Even the most hardcore baseball fan might not realize it, but exactly 50 years ago today — April 26, 1961 — the very first chapter of one of the most improbable stories in the history of baseball got written.
In the fourth inning of his team’s 11th game of the season, New York Yankee right fielder Roger Maris took a Paul Foytak pitch deep into the right field stands at old Tiger Stadium. And while it may have been Maris’ first HR that season, it would certainly not be his last.
Before the summer would end, Maris would go deep 60 more times and by doing so carve out for himself a slice of baseball immortality that, frankly, even induction into the Hall of Fame would not have brought him.
In the process, he would go on to surpass the single most hallowed mark in all of sports, one held by the most iconic and beloved athlete this country has ever known.
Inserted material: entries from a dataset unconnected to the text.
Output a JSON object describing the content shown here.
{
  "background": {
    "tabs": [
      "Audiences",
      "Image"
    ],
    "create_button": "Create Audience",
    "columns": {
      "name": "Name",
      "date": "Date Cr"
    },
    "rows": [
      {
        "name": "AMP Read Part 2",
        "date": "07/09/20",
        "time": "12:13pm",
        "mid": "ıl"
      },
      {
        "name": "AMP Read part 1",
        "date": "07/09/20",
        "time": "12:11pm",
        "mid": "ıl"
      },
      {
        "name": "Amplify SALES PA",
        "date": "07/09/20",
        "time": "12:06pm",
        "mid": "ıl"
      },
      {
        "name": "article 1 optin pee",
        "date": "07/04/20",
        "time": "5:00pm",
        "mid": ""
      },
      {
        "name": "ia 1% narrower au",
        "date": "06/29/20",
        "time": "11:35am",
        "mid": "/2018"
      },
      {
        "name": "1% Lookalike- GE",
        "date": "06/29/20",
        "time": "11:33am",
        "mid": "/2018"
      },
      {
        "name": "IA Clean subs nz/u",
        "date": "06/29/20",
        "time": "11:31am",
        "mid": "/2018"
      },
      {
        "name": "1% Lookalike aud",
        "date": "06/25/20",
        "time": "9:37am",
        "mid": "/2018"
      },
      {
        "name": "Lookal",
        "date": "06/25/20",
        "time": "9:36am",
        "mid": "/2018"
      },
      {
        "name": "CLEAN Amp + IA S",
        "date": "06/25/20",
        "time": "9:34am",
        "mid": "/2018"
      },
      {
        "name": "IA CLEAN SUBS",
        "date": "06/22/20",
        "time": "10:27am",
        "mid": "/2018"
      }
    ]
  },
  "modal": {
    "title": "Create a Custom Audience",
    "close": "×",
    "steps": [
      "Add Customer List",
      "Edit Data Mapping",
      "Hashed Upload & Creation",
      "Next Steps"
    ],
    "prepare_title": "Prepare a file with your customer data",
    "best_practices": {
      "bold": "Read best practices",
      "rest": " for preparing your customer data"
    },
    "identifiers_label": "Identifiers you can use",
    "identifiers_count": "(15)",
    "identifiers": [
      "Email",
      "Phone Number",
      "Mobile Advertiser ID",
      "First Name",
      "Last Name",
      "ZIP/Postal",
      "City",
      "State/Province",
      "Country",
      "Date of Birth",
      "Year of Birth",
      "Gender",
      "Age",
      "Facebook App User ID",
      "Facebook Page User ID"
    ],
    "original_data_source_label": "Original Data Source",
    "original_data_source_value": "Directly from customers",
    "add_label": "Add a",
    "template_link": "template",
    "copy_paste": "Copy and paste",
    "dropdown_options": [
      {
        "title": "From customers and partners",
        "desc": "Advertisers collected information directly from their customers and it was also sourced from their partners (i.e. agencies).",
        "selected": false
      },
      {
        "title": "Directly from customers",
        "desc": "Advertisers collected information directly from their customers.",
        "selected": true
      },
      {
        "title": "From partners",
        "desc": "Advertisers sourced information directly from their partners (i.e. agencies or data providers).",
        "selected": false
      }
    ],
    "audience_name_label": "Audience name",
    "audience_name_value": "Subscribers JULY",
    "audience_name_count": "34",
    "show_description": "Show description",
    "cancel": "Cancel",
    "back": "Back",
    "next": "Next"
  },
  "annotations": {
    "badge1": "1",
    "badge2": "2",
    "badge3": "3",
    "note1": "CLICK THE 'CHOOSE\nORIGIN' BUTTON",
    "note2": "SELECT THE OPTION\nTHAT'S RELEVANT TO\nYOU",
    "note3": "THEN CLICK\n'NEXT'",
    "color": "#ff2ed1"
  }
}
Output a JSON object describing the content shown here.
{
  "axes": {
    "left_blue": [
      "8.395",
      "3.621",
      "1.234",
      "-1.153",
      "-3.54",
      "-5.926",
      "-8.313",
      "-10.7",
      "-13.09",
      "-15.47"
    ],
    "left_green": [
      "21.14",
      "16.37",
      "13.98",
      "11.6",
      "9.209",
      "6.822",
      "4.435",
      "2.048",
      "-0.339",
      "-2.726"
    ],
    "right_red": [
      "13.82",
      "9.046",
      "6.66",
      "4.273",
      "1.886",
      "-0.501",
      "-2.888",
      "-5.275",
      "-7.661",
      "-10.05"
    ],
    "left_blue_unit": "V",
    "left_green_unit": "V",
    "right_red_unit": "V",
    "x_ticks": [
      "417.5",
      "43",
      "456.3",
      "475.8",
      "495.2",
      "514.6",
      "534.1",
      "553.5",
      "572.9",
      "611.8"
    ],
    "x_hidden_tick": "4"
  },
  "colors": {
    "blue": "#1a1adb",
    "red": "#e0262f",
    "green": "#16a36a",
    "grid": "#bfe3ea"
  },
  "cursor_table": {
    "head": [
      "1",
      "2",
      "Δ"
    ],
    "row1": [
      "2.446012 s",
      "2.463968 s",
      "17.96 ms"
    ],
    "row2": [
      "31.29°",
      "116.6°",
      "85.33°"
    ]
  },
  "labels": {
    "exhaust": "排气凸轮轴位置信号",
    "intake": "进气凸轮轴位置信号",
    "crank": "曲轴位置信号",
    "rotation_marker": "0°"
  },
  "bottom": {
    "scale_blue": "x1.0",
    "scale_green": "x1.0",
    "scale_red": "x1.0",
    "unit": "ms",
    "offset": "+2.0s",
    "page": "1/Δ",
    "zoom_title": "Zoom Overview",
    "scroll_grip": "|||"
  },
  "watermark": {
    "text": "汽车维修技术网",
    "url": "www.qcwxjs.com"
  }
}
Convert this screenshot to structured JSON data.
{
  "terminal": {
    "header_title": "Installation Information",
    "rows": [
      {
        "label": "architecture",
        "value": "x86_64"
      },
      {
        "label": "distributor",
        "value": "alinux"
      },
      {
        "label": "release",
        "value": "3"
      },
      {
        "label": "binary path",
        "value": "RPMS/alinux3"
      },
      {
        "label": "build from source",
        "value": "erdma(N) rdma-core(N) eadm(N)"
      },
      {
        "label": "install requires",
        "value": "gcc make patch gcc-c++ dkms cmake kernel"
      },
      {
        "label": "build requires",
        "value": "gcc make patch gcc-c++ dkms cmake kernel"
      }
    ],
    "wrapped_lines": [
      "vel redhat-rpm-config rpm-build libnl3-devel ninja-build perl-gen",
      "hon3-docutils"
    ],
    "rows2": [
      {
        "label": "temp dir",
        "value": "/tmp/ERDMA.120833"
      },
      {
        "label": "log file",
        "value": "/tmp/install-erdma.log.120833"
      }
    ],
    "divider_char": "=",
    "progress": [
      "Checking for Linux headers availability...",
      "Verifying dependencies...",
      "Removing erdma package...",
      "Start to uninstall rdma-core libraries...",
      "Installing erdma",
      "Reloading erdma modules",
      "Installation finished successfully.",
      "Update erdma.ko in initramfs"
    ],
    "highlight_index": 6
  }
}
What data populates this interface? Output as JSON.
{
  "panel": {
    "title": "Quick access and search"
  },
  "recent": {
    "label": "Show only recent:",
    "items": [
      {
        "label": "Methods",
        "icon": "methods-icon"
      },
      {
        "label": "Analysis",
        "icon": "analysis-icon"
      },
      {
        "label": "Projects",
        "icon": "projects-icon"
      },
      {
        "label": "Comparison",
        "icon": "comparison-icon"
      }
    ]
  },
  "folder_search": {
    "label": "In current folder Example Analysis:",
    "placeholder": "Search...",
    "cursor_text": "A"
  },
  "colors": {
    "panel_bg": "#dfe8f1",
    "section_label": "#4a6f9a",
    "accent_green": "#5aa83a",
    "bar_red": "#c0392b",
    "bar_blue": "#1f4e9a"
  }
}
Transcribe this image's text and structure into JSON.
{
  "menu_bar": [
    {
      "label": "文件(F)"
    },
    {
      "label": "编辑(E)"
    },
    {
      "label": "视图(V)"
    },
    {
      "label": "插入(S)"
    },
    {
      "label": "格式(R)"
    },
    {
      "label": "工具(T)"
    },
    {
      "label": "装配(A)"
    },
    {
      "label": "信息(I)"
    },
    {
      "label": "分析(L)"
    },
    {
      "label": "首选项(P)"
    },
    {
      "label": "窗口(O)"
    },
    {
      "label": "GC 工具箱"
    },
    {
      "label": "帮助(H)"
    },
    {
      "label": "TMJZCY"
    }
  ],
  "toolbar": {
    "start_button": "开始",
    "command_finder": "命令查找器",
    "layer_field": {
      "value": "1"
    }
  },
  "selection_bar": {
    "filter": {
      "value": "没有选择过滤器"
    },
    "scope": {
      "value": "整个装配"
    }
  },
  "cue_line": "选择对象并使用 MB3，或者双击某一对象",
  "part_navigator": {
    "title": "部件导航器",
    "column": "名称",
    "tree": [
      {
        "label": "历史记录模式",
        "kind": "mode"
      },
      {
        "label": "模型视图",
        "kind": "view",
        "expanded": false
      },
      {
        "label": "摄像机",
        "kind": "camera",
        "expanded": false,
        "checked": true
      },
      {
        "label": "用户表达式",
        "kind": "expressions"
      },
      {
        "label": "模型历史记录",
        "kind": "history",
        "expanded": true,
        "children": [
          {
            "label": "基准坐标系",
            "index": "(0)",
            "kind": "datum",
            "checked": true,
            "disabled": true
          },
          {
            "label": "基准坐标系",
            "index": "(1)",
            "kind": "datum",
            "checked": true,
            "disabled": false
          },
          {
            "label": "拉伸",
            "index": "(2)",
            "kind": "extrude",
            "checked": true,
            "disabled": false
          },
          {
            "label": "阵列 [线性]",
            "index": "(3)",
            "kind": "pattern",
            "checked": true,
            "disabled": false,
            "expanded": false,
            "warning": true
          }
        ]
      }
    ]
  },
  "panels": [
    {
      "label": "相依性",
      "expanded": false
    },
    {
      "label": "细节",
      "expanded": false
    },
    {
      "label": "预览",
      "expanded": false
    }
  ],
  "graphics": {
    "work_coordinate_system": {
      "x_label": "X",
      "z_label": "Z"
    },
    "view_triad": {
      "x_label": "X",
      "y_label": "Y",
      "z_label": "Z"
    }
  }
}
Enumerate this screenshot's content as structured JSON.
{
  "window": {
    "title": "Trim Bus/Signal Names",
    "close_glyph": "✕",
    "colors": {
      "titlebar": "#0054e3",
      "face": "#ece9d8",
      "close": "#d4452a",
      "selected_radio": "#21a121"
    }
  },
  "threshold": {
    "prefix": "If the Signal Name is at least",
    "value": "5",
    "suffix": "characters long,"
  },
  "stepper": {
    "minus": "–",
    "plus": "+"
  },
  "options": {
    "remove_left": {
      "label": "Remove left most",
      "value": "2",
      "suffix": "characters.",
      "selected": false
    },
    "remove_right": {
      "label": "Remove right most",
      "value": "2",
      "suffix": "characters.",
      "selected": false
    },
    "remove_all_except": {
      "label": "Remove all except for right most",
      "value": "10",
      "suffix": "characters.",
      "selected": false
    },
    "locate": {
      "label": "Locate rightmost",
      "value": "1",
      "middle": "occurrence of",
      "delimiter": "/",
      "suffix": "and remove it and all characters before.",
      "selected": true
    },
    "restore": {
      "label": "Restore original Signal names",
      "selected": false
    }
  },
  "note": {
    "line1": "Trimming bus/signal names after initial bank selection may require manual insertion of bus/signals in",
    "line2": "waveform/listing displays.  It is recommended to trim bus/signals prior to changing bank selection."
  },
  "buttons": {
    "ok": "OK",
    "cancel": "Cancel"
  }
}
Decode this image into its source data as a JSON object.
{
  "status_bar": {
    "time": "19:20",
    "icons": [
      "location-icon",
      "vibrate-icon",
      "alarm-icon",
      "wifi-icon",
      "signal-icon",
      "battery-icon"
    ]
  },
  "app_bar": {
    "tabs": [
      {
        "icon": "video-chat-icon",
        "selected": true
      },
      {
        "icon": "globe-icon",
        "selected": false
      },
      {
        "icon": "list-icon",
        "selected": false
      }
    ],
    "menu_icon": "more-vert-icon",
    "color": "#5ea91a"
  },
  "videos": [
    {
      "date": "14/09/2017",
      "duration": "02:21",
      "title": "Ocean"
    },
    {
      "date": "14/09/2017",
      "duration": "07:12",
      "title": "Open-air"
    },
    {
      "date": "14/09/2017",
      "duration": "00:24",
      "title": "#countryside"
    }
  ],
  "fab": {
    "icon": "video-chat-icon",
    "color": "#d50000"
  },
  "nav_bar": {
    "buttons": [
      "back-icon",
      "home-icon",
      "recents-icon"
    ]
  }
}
And what was remarkable about Maris breaking Babe Ruth’s single-season HR record wasn’t so much that he actually did it, though that was certainly amazing. It was that he did it with so many people rooting against him, and so many external forces conspiring to do whatever they could to stop him.
Compare that to 37 years later, in 1998, when all around baseball pitchers viewed being taken deep by either Mark McGwire or Sammy Sosa — the bloated, Popeye-strong poster twins of the steroid era — as something of a badge of honor. So much so, in fact, that at times it appeared they were tossing batting practice to the two sluggers on the off-chance they could one day tell their grandchildren about the role they played in that chemically enhanced full-frontal assault on Maris’ remarkable record.
And that doesn’t even take into account the thousands of fans who were rooting for McGwire and Sosa whenever they came to bat that season, even on the road, often imploring their pitcher to groove one, regardless of the score, so that they too might share in a little slice of history.
In fact, as savagely cruel as the New York media and some Yankee fans were to him in 1961, and as little as the Yankee management and the Commissioner’s office did to shield him from such savagery, you could argue Maris achieved something immeasurably more difficult than McGwire and Sosa, despite ten times the pressure and only a fraction of the support.
Looking back at what Maris was somehow able to accomplish in the summer of ’61, I’ve realized that of all the things I resent about the hulking apes of baseball’s steroid era, with their ridiculously inflated, video-game numbers, this is what I resent most: that in less than a decade’s time, McGwire, Sosa, Barry Bonds, Rafael Palmiero, Manny Ramirez and their ilk — each of whom, we reasonably be assume, saw himself as bigger than the game — stole from us the yardsticks we once used to measure greatness.
They tossed aside our most hallowed touchstones, plowed under a century’s worth of our game’s history, and painted over one precious benchmark of ours after another.
What’s more, they robbed us of ever again being able to experience another season like the magical summer of 1961, when a single, unassuming and remarkably decent man from North Dakota somehow found himself anointed by the baseball gods to measure his worth against the greatest sluggers the game had ever known.
Because thanks to those guys, the odds that we’ll ever see someone make a legitimate run at the single-season HR record — whatever the hell it is now — are about the same as the likelihood that you’ll be run over by a herd of yaks. In your bathroom. Today.
But rather than worry about all baseball lost because Bud Selig chose to ingore a problem that proceded to strip-mine the game of its most precious numbers, I’ll chose instead to spend today honoring Roger Maris and the very special gift he left on our doorstep 50 years ago.
And I’m taking a moment even as I write this — as I hope you’ll do as you read it — to quietly celebrate the 50-year anniversary of the first of those 61; Roger Maris’ very first step on what would prove to be the single most remarkable, courageous and unlikely six-month journey any baseball player has ever taken.